While you might not realize it, load cells are everywhere. Almost every single piece of equipment that incorporates a scale somehow relies on one, so there’s a good chance you used one today even if you went 100 miles away from your company’s workshop.
Whether you’re weighing produce at a grocery store or stepping on the simple scale in your bathroom, you’ve more than likely interacted with one recently. Many technicians aren’t even aware of how they work, which is ironic considering how ubiquitous they are.
At their most basic, load cells consist of some sort of spring element that strain gauges have been mounted to. Traditionally, these springs are made of a type of aluminum that’s relatively sturdy. It’s also inexpensive, which has given it a certain reputation for being cheap.
However, at Arlyn Scales, we’ve elected to only use genuine stainless steel when making load cells. Stainless steel comes in a variety of grades, so our engineers have devoted a great deal of research into finding which types of steel are best for our particular situation.
Once a load is placed on the platform of the scale these cells are attached to, the steel gets slightly deformed under the load. That’s what allows a scale to collect information on objects.

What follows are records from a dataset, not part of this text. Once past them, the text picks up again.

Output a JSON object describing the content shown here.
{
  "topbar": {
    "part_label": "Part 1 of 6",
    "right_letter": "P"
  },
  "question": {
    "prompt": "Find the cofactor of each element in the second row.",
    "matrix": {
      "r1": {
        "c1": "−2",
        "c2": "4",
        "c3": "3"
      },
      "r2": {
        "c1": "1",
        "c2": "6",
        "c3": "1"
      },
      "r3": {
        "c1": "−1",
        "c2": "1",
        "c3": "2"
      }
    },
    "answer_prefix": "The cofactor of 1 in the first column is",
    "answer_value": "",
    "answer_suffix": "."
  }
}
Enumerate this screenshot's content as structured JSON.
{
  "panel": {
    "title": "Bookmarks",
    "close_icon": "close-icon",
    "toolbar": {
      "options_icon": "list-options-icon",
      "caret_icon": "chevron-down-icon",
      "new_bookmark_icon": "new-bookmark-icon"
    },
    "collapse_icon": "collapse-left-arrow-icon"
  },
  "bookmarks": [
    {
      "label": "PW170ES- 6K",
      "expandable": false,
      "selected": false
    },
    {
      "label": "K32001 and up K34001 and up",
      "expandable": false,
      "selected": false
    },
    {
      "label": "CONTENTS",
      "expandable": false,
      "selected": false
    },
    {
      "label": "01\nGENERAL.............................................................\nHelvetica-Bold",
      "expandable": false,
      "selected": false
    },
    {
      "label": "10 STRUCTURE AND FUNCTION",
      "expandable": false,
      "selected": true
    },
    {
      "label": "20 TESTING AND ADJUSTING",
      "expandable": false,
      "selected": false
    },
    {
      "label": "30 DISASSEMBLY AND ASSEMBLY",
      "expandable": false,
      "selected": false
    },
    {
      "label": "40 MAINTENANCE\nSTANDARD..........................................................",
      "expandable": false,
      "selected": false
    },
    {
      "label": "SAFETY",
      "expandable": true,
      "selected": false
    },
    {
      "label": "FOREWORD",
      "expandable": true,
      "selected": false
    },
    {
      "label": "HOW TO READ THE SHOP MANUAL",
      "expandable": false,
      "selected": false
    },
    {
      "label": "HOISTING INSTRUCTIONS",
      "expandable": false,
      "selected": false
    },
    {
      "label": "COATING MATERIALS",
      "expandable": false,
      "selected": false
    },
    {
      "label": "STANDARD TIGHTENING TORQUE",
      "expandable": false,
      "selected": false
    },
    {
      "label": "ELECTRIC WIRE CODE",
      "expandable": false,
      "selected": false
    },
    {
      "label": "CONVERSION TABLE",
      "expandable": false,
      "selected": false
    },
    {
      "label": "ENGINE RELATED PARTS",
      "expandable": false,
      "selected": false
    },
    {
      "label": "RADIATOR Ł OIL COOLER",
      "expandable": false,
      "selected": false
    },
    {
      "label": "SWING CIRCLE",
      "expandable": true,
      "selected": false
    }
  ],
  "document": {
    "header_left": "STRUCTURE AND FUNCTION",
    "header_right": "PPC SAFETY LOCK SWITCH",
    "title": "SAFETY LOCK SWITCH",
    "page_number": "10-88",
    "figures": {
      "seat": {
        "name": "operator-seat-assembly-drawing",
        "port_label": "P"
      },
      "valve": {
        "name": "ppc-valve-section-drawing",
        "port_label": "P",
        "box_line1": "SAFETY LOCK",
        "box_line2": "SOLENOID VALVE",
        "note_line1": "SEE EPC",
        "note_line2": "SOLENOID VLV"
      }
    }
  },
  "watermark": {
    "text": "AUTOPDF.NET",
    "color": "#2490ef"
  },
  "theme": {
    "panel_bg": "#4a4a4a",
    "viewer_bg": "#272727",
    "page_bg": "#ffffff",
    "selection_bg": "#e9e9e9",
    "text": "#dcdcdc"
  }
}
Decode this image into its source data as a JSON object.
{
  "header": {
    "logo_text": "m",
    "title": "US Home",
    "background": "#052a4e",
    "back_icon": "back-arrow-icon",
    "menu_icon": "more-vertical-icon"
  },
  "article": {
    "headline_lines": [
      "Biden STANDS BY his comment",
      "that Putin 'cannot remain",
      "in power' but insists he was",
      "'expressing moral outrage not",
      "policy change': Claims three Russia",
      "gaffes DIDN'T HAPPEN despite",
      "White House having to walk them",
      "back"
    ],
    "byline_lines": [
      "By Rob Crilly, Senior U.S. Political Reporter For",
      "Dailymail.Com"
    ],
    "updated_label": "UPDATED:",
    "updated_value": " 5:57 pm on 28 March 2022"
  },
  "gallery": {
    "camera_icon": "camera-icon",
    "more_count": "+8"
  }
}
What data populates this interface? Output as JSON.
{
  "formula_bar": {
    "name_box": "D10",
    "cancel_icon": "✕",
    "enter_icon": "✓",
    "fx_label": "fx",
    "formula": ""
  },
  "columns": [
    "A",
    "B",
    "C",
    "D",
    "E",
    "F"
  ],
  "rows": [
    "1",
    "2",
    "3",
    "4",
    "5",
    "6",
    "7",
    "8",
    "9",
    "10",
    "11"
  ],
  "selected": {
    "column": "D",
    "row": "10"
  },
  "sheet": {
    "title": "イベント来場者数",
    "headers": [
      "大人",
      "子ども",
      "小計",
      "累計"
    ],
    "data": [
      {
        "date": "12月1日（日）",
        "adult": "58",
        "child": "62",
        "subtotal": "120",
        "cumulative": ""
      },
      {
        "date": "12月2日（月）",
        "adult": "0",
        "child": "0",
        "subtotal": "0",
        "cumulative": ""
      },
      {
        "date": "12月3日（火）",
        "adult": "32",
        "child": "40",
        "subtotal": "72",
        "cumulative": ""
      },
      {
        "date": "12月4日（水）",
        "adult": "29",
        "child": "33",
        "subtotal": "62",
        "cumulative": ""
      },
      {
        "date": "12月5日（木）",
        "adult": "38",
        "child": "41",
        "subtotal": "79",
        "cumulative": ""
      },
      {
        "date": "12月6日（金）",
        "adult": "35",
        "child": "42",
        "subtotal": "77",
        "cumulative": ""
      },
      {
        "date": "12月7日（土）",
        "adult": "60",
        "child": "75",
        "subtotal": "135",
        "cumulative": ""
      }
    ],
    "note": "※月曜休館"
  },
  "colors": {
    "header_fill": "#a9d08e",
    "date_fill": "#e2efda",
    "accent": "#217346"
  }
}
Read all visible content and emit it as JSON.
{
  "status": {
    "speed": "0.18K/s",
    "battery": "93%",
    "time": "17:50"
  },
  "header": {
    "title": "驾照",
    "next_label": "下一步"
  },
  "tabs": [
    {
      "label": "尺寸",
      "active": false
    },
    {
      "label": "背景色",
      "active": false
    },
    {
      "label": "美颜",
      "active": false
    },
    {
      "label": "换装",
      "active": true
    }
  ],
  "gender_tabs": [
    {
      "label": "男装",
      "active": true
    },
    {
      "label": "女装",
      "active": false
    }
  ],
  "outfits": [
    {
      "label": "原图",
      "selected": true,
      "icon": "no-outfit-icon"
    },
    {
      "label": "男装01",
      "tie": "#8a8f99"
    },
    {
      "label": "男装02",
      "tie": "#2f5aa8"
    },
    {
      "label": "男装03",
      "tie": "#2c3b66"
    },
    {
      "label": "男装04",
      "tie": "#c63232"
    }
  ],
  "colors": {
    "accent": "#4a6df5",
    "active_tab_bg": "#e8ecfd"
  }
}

Harvesting Information From Load Cells
As soon as you remove the load, the cells should return to their normal state. In fact, Arlyn’s designers have worked hard to ensure that every scale we ship comes with load cells that will last a great period of time and respond elastically to every load they come into contact with.
During the brief time the load cells are stretched, they also stretch the attached strain gauges. These components react to small changes in the load cell and thus become slightly deformed themselves.
In a modern electronic scale, the deformation of these gauges is interpreted by a circuit to determine the weight. When strain gauges are deformed, their electrical resistance changes somewhat. Since these resistors are wired together to form a Wheatstone bridge, it’s possible to monitor these resistance changes by checking the difference in the output of the bridge.
Digital load cells have also come into their own as a field of research.
The Inner Workings Of Digitized Load Cells
A strain gauge load cell can work as a weight transducer. In this case, it works much like a spring that responds in an extremely predictable fashion whenever a downward force acts on it. When the force is removed, the load cell pops back to its original dimensions. Stainless steel components won’t become warped under normal circumstances since they’re designed to take loads in this fashion.
Attached to this load cell is a series of resistors made of flat metallic folds. When the cell bends the strain gauges become stretched, which in turn changes their resistance to a figure that’s proportional to the amount of force that’s acting on the cell.
An output signal registered from the strain gauges is sent to a special circuit that converts analog data regarding the difference in electrical potential between two points to a digital signal. Ordinary scales that work in this way have a resolution of around 1 part in 5,000.
Engineers from Arlyn have developed a special line of ultra-precision devices that use Surface Acoustic Wave (SAW) technology, which doesn’t rely on traditional stress-based measurements at all. These scales employ solid-state transducers to monitor frequency changes.
Since this frequency measure is already digital, there’s no need to convert between two different types of signals. That improves the accuracy of them by several orders of magnitude.
Finding The Best Load Cells For Your Company’s Use Case
Numerous choices await anyone who is doing some research on the best type of load cells for the kind of work they’re doing. One thing that makes your choice a bit easier is the fact that Arlyn Scales only ever feature the highest grade of stainless steel possible for any specific type of weighing unit, so you won’t have to labor too much over your decision.
Contact us online today for more information and a knowledgeable member of our staff will help you find a long-lasting model that gets the job done.